Within just a few years, Muddy Waters would travel north to Chicago. It was here that he began playing electric guitar. This new amplified element contributed additional power to his razor-sharp style, which caught the attention of the Chess brothers, who initially recorded him in 1944. Although those sessions would prove fruitless, the Chess brothers pursued Waters again in 1948. This time Waters returned to the slide guitar and style of his initial field recordings for Lomax, but amplified and with a full band of handpicked musicians on board. Waters cut an astounding stream of soon to be blues standards including "I Can't Be Satisfied," a raw uncut Delta blues based on "I Be's Troubled" from his plantation recordings for Lomax. Leonard Chess had doubts about the sessions, but on the day of release, "I Can't Be Satisfied" sold out of its first pressing and surpassed all expectations, effectively launching Muddy Waters career as a recording artist.

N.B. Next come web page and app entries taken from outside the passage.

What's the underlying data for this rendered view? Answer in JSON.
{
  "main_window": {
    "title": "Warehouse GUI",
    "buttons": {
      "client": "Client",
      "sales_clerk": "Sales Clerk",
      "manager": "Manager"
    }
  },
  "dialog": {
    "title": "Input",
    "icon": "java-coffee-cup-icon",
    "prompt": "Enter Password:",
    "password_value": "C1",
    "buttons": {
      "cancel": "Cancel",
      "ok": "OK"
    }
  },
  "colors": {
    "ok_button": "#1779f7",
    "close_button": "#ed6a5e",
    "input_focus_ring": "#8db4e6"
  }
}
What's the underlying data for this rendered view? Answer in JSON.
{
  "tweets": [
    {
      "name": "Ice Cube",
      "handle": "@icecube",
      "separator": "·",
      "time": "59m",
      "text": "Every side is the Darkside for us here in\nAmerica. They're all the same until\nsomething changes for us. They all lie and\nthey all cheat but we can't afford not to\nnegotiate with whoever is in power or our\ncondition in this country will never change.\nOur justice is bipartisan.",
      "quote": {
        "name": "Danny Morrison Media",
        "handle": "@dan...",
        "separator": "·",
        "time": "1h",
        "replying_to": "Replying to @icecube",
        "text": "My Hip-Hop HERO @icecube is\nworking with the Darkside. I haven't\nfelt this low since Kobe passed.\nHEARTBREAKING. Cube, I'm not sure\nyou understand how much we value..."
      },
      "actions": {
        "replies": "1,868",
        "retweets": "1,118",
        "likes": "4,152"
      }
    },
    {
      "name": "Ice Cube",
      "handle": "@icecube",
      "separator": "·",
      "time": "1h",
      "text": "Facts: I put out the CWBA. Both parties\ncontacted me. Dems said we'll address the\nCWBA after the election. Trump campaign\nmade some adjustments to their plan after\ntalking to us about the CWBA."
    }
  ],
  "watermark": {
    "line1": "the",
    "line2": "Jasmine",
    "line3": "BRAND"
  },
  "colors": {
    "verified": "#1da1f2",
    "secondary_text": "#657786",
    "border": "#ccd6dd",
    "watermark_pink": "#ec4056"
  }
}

Over the course of the next decade, Waters would revolutionize and revitalize the Chicago blues scene. His prowess on electric guitar, slide technique, commanding vocals, and his evocative songwriting introduced a big city feel into his unique brand of Delta blues. These innovations had a profound effect on nearly every bluesman that followed. Indeed, over the course of the next two decades, Waters served to mentor and launch many prominent blues musicians, many of who became bandleaders in the years to come. As a bandleader himself, Waters established the ensemble sound and style of Chicago electric blues, and this format (electric guitar/bass/piano/drums and usually the greatest of harmonica players) served as a basic blueprint for rock music in the 1960s and beyond.

All of which makes this extremely rare solo acoustic performance, recorded at the 1969 Newport Folk Festival, all the more compelling. Following the promise of a "special treat" by the master of ceremonies, Muddy Waters surprises the '69 Newport Folk Festival audience by taking the stage alone, armed with just an acoustic guitar. Unscheduled, but agreeing to perform while his mentor, Son House, was delayed on arriving at the festival grounds, Waters not only pays homage to House, but also delivers a brief set of penetrating power. In the midst of his most experimental era, having recently explored psychedelia on his controversial Electric Mud album and soon to record the now legendary Fathers And Sons album (both of which featured younger disciple musicians), here is Muddy Waters returning to the core elements of his 1941 plantation recordings.

Waters and his various band members contributed so much over the years that these core elements are often buried or obscured within the collective musicianship on his recordings. This Newport performance strips everything away, allowing one to clearly hear the root sound that impressed Alan Lomax so much back in 1941. Even a quarter century later, this performance emphasizes just how important Son House, and to a lesser degree, Robert Johnson, was to Waters' deep earthy sound.

After acknowledging House as his idol, Waters pays homage by cutting loose with striking, tense slide work on a bone-chilling performance of "Blues and Trouble." Waters literally channels House next on "Walkin' Blues," prefacing the song by saying, "I'll do it like Son House would do it if he was here." A song now strongly associated with Robert Johnson, this is an equally powerful performance, both vocally and instrumentally.

After checking status on Son House's arrival amidst shouts for more, Waters treats the audience to one additional song and his set closer couldn't have been better chosen. He concludes with the raw uncut Delta blues of "I Can't Be Satisfied," the song that kick-started his career in Chicago. However, here it's more like "I Be's Troubled" on the Library of Congress recordings nearly two decades prior. For those who already appreciate the early Lomax recordings of Waters, the outstanding quality of this recording might just be revelatory. Stripped down to just vocal, attitude, classic Son House riffs and his own piercing slide technique, this is un-enhanced, undiluted Muddy Waters laid out clear for all to hear.

Written by Alan Bershaw